**EXERCISE PROMPT**
Across the listing below, count the lines with "title" in them. Write nothing but the number.

**EXERCISE DATA**
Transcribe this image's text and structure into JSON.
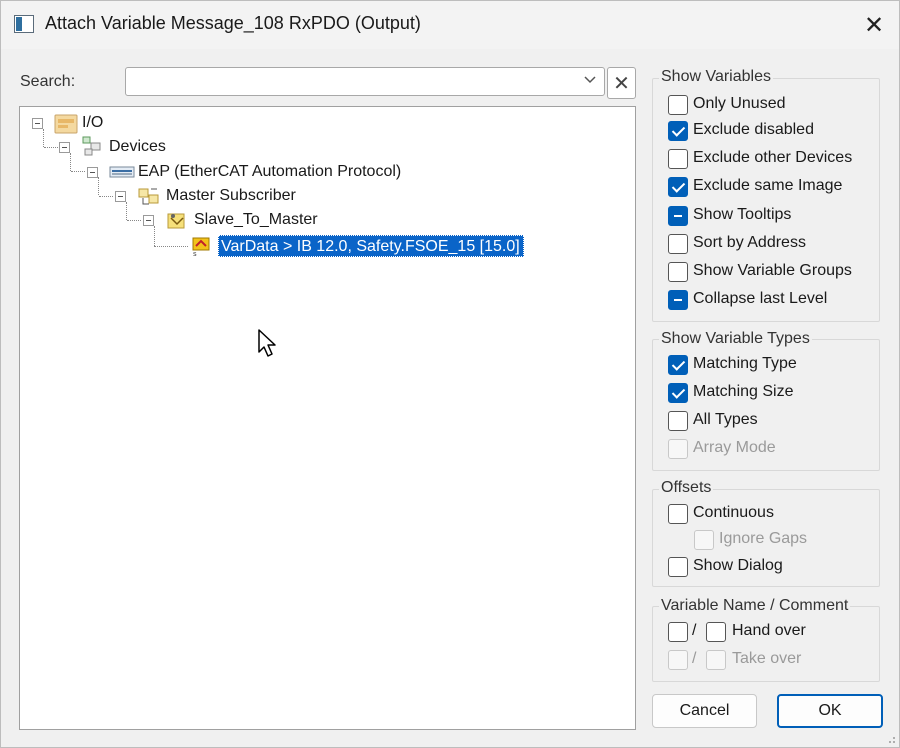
{
  "window": {
    "title": "Attach Variable Message_108 RxPDO (Output)",
    "close_glyph": "✕"
  },
  "search": {
    "label": "Search:",
    "value": "",
    "placeholder": "",
    "dropdown_icon": "chevron-down-icon",
    "clear_glyph": "✕"
  },
  "tree": {
    "nodes": [
      {
        "label": "I/O",
        "icon": "io-folder-icon"
      },
      {
        "label": "Devices",
        "icon": "devices-icon"
      },
      {
        "label": "EAP (EtherCAT Automation Protocol)",
        "icon": "eap-network-icon"
      },
      {
        "label": "Master Subscriber",
        "icon": "subscriber-icon"
      },
      {
        "label": "Slave_To_Master",
        "icon": "variable-group-icon"
      },
      {
        "label": "VarData    >    IB 12.0, Safety.FSOE_15 [15.0]",
        "icon": "variable-icon",
        "selected": true
      }
    ]
  },
  "show_variables": {
    "title": "Show Variables",
    "items": [
      {
        "label": "Only Unused",
        "state": "unchecked"
      },
      {
        "label": "Exclude disabled",
        "state": "checked"
      },
      {
        "label": "Exclude other Devices",
        "state": "unchecked"
      },
      {
        "label": "Exclude same Image",
        "state": "checked"
      },
      {
        "label": "Show Tooltips",
        "state": "indeterminate"
      },
      {
        "label": "Sort by Address",
        "state": "unchecked"
      },
      {
        "label": "Show Variable Groups",
        "state": "unchecked"
      },
      {
        "label": "Collapse last Level",
        "state": "indeterminate"
      }
    ]
  },
  "show_variable_types": {
    "title": "Show Variable Types",
    "items": [
      {
        "label": "Matching Type",
        "state": "checked"
      },
      {
        "label": "Matching Size",
        "state": "checked"
      },
      {
        "label": "All Types",
        "state": "unchecked"
      },
      {
        "label": "Array Mode",
        "state": "disabled"
      }
    ]
  },
  "offsets": {
    "title": "Offsets",
    "items": [
      {
        "label": "Continuous",
        "state": "unchecked"
      },
      {
        "label": "Ignore Gaps",
        "state": "disabled"
      },
      {
        "label": "Show Dialog",
        "state": "unchecked"
      }
    ]
  },
  "variable_name_comment": {
    "title": "Variable Name / Comment",
    "slash": "/",
    "rows": [
      {
        "label": "Hand over",
        "state": "unchecked"
      },
      {
        "label": "Take over",
        "state": "disabled"
      }
    ]
  },
  "buttons": {
    "cancel": "Cancel",
    "ok": "OK"
  }
}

**ANSWER AREA**
5